START The data

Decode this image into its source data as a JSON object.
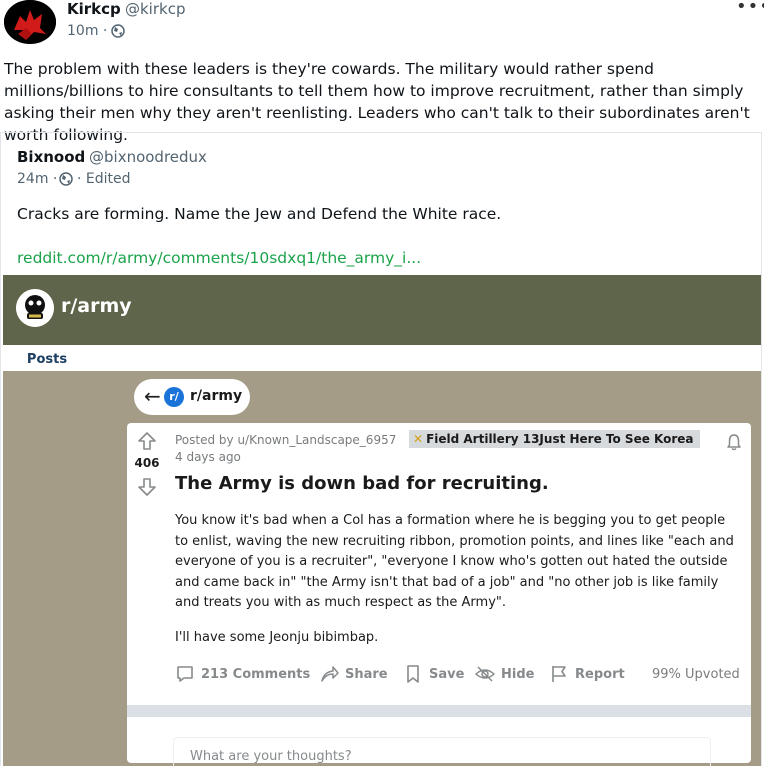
{
  "post": {
    "author_name": "Kirkcp",
    "author_handle": "@kirkcp",
    "time": "10m",
    "separator": "·",
    "more_label": "•••",
    "text": "The problem with these leaders is they're cowards. The military would rather spend millions/billions to hire consultants to tell them how to improve recruitment, rather than simply asking their men why they aren't reenlisting. Leaders who can't talk to their subordinates aren't worth following."
  },
  "quote": {
    "author_name": "Bixnood",
    "author_handle": "@bixnoodredux",
    "time": "24m",
    "separator": "·",
    "edited": "· Edited",
    "text": "Cracks are forming. Name the Jew and Defend the White race.",
    "link": "reddit.com/r/army/comments/10sdxq1/the_army_i..."
  },
  "reddit": {
    "subreddit": "r/army",
    "tab": "Posts",
    "back_pill_label": "r/army",
    "pill_logo_text": "r/",
    "vote_count": "406",
    "posted_by": "Posted by u/Known_Landscape_6957",
    "flair_icon": "✕",
    "flair": "Field Artillery 13Just Here To See Korea",
    "age": "4 days ago",
    "title": "The Army is down bad for recruiting.",
    "body": "You know it's bad when a Col has a formation where he is begging you to get people to enlist, waving the new recruiting ribbon, promotion points, and lines like \"each and everyone of you is a recruiter\", \"everyone I know who's gotten out hated the outside and came back in\" \"the Army isn't that bad of a job\" and \"no other job is like family and treats you with as much respect as the Army\".",
    "body2": "I'll have some Jeonju bibimbap.",
    "actions": {
      "comments": "213 Comments",
      "share": "Share",
      "save": "Save",
      "hide": "Hide",
      "report": "Report"
    },
    "upvoted": "99% Upvoted",
    "comment_placeholder": "What are your thoughts?"
  },
  "colors": {
    "banner": "#5f654a",
    "tan": "#a49c87",
    "link_green": "#1ba34a",
    "tab_blue": "#1c3f63"
  }
}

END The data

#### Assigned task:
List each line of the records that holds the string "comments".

#### Exercise result:
    "link": "reddit.com/r/army/comments/10sdxq1/the_army_i..."
      "comments": "213 Comments",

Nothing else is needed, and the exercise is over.